PROBLEM TO SOLVE
Find every line in the records below that holds the word "desc", and copy each one.

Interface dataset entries
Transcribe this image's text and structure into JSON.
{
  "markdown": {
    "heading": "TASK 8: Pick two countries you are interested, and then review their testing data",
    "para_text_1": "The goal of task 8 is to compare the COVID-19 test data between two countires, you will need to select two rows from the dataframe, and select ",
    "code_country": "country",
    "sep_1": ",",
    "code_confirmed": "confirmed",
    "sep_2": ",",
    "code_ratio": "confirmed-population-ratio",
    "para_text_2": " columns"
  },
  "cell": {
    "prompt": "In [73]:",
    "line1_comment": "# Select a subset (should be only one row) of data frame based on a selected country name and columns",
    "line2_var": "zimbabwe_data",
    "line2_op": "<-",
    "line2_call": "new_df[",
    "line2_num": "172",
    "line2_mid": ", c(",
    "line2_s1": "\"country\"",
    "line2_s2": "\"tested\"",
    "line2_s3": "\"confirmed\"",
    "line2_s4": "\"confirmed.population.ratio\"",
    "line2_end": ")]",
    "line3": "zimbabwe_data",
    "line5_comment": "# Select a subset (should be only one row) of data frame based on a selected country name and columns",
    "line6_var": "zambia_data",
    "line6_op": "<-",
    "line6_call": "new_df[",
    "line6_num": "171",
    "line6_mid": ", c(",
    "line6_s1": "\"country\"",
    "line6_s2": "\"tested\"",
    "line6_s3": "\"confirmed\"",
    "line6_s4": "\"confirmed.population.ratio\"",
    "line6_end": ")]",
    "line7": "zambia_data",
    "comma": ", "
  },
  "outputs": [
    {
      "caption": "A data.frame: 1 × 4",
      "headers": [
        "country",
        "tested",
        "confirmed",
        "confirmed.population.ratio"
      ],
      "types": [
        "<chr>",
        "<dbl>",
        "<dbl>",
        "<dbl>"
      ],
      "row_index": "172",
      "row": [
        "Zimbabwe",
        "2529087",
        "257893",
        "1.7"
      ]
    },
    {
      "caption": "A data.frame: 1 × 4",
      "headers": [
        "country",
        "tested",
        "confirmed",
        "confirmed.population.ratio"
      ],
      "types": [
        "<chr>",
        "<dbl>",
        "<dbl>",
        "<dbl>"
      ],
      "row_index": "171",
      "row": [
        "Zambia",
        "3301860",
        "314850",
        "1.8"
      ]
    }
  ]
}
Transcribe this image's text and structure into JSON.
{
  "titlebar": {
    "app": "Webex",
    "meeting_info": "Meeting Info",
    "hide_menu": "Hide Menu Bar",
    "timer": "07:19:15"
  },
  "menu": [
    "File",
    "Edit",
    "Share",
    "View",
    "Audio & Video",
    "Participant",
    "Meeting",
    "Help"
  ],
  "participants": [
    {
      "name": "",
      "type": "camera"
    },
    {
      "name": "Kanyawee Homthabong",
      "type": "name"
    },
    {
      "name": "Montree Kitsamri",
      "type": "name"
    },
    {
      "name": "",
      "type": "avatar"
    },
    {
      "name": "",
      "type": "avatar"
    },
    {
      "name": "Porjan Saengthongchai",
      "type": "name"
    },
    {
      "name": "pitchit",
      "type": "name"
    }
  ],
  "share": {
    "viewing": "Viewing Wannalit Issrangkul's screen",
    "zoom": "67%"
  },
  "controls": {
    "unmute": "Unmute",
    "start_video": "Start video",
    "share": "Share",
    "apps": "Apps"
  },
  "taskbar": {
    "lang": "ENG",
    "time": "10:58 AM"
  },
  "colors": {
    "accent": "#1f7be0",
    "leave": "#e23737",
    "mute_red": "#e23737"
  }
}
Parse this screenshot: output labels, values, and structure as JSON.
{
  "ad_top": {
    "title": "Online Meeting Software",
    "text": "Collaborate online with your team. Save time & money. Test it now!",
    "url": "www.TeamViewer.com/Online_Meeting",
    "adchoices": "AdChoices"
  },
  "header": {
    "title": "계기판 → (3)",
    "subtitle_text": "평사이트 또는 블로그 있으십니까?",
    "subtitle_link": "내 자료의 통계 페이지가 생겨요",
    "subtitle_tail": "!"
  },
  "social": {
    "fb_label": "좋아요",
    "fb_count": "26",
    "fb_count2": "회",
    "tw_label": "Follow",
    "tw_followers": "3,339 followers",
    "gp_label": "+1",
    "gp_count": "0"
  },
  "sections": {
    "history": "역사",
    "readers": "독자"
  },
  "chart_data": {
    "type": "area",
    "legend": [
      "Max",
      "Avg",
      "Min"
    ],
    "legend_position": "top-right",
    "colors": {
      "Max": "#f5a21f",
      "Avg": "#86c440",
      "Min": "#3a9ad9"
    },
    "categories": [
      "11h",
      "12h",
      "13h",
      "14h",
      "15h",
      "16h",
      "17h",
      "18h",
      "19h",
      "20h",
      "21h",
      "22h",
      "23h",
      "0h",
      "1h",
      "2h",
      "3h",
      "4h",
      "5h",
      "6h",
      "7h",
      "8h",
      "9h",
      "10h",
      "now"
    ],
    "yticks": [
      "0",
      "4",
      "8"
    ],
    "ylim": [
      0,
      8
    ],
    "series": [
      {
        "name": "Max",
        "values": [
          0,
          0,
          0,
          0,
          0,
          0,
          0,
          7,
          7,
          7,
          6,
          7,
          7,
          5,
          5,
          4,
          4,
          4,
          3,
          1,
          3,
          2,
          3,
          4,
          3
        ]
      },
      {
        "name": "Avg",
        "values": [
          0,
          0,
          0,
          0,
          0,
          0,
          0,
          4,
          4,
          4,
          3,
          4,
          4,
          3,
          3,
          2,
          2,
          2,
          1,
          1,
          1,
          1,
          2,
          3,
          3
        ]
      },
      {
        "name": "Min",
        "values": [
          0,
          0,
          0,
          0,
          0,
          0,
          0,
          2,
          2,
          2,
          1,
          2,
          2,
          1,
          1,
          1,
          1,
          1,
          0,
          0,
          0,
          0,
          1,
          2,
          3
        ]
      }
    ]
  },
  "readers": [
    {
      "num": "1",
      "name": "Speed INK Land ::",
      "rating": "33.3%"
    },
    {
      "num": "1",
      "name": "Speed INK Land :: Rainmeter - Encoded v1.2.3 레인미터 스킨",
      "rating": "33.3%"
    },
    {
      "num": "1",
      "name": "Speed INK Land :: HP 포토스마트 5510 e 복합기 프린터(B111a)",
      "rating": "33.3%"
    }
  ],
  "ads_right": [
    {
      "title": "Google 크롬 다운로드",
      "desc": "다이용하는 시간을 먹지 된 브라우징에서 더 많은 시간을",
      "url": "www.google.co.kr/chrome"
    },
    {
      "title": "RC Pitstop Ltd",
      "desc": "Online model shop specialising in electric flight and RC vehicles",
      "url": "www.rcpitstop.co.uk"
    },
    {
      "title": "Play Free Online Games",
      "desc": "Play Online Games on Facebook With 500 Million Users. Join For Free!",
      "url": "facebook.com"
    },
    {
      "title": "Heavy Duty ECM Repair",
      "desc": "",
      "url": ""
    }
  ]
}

ANSWER AREA
      "desc": "다이용하는 시간을 먹지 된 브라우징에서 더 많은 시간을",
      "desc": "Online model shop specialising in electric flight and RC vehicles",
      "desc": "Play Online Games on Facebook With 500 Million Users. Join For Free!",
      "desc": "",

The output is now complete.